Communities Secretary Robert Jenrick has announced £100,000 of government funding for tackling online hate – but the founder of a digital democracy project believes that tech firms need to do more too.
The public money will be used by the Antisemitism Policy Trust to support their work tackling online racism aimed at Jewish people.
MPs including Luciana Berger, Margaret Hodge, Ruth Smeeth and Louise Ellman have publically spoken of the anti-Semitic abuse they have received online.
Robert Jenrick MP said:
“Online hate can be a pernicious force that not only causes immediate harm to its victims but can embolden its perpetrators.
“By funding innovative programmes that educate future generations and stem the spread of harmful ideologies we will stamp out this scourge, wherever it appears.”
Joel Poopola, is founder of the Digital Democracy project, which aims to use online technology to reconnect people and politics.
He said: “This funding is to be welcomed. Digital democracy is key to the way we do politics now, and the government is quite right to take any steps it can to keep online civic spaces safe – but it should not be left to them.
“Big tech firms have a fundamental role to play in twenty-first century politics, but they continue to abdicate their responsibility for the daily debasement of dialogue between electors and elected.
“If you allowed your house to be a meeting space for political extremists, and then claimed that the disgusting abuse being transmitted from your living room was nothing to do with you, or that you had no power to stop it, no-one would believe you. So why do we allow some of the biggest businesses in the world to do it?
“The Digital Democracy project has developed an abuse-proof platform to connect electors and the elected. If we can find the resources to develop this technology, so can billion-dollar businesses”.
Rate Your Leader, is a free app which allows voters to communicate directly with elected representatives in a way which makes abuse impossible, as well as rating them for responsiveness.
The app was developed by the Digital Democracy project, which aims to use digital technology to reconnect electors and the elected and prevent online hate.
The Rate Your Leader app is available from the Apple and Google Marketplaces. The app has a five star rating on the Google market, with one reviewer writing “This is the new level of politics…better communication of leaders with the electorates and accountability”.

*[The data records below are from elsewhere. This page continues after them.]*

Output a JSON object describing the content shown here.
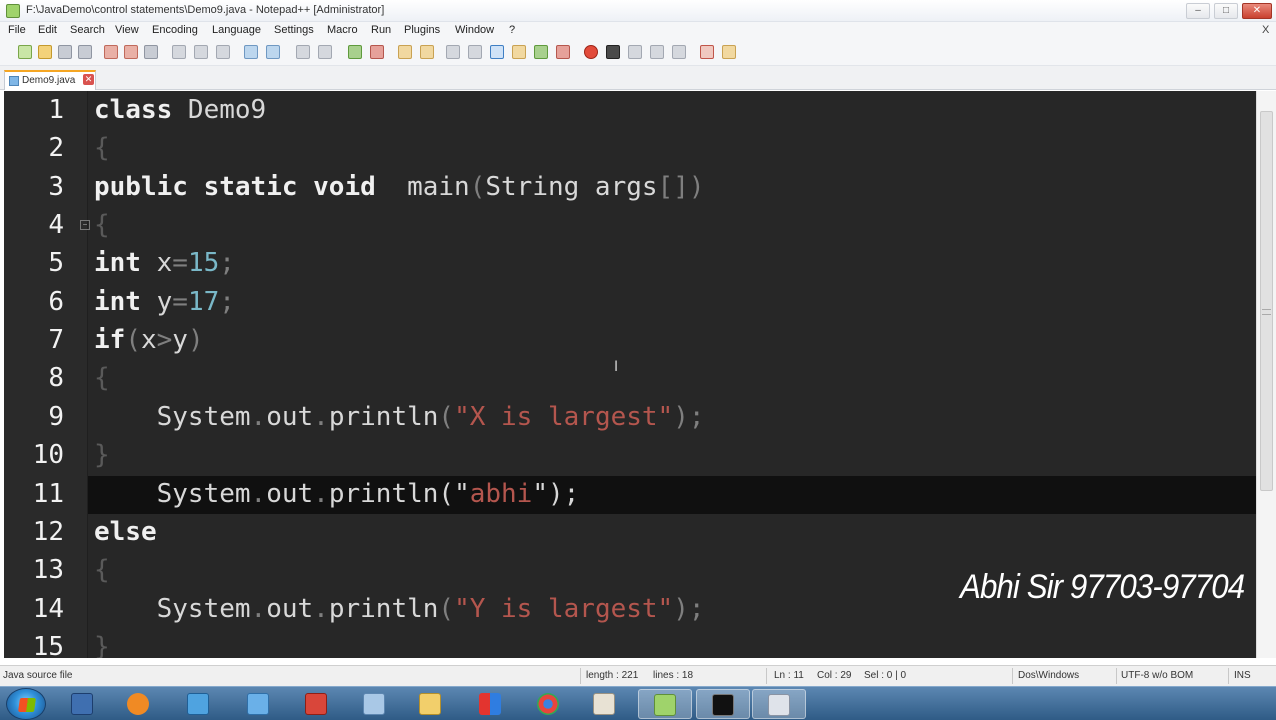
{
  "window": {
    "title": "F:\\JavaDemo\\control statements\\Demo9.java - Notepad++ [Administrator]",
    "controls": {
      "minimize": "–",
      "maximize": "□",
      "close": "✕"
    }
  },
  "menu": {
    "items": [
      "File",
      "Edit",
      "Search",
      "View",
      "Encoding",
      "Language",
      "Settings",
      "Macro",
      "Run",
      "Plugins",
      "Window",
      "?"
    ],
    "close_doc": "X"
  },
  "tabs": [
    {
      "label": "Demo9.java",
      "active": true
    }
  ],
  "editor": {
    "line_numbers": [
      "1",
      "2",
      "3",
      "4",
      "5",
      "6",
      "7",
      "8",
      "9",
      "10",
      "11",
      "12",
      "13",
      "14",
      "15"
    ],
    "lines": {
      "l1_kw": "class",
      "l1_name": " Demo9",
      "l2_brace": "{",
      "l3_kw1": "public",
      "l3_kw2": " static",
      "l3_kw3": " void",
      "l3_rest": "  main",
      "l3_p1": "(",
      "l3_args": "String args",
      "l3_p2": "[])",
      "l4_brace": "{",
      "l5_kw": "int",
      "l5_var": " x",
      "l5_eq": "=",
      "l5_num": "15",
      "l5_semi": ";",
      "l6_kw": "int",
      "l6_var": " y",
      "l6_eq": "=",
      "l6_num": "17",
      "l6_semi": ";",
      "l7_kw": "if",
      "l7_p1": "(",
      "l7_x": "x",
      "l7_op": ">",
      "l7_y": "y",
      "l7_p2": ")",
      "l8_brace": "{",
      "l9_indent": "    ",
      "l9_obj": "System",
      "l9_d1": ".",
      "l9_out": "out",
      "l9_d2": ".",
      "l9_fn": "println",
      "l9_p1": "(",
      "l9_str": "\"X is largest\"",
      "l9_p2": ");",
      "l10_brace": "}",
      "l11_indent": "    ",
      "l11_obj": "System",
      "l11_d1": ".",
      "l11_out": "out",
      "l11_d2": ".",
      "l11_fn": "println",
      "l11_p1": "(",
      "l11_q1": "\"",
      "l11_str": "abhi",
      "l11_q2": "\"",
      "l11_p2": ");",
      "l12_kw": "else",
      "l13_brace": "{",
      "l14_indent": "    ",
      "l14_obj": "System",
      "l14_d1": ".",
      "l14_out": "out",
      "l14_d2": ".",
      "l14_fn": "println",
      "l14_p1": "(",
      "l14_str": "\"Y is largest\"",
      "l14_p2": ");",
      "l15_brace": "}"
    },
    "caret_glyph": "I"
  },
  "watermark": "Abhi Sir 97703-97704",
  "status": {
    "file_type": "Java source file",
    "length": "length : 221",
    "lines": "lines : 18",
    "ln": "Ln : 11",
    "col": "Col : 29",
    "sel": "Sel : 0 | 0",
    "eol": "Dos\\Windows",
    "encoding": "UTF-8 w/o BOM",
    "mode": "INS"
  },
  "colors": {
    "editor_bg": "#272727",
    "current_line_bg": "#101010",
    "string": "#b4564e",
    "number": "#7ab8c8",
    "taskbar": "#2f5b86"
  }
}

An ever-increasing number of MPs, councillors, MEPs and Police & Crime Commissioners have already taken advantage of the free democracy app to stay in touch with the people who elect them and to get their message out to confirmed voters in their constituencies, helping them truly understand what matters most to the people who elect them.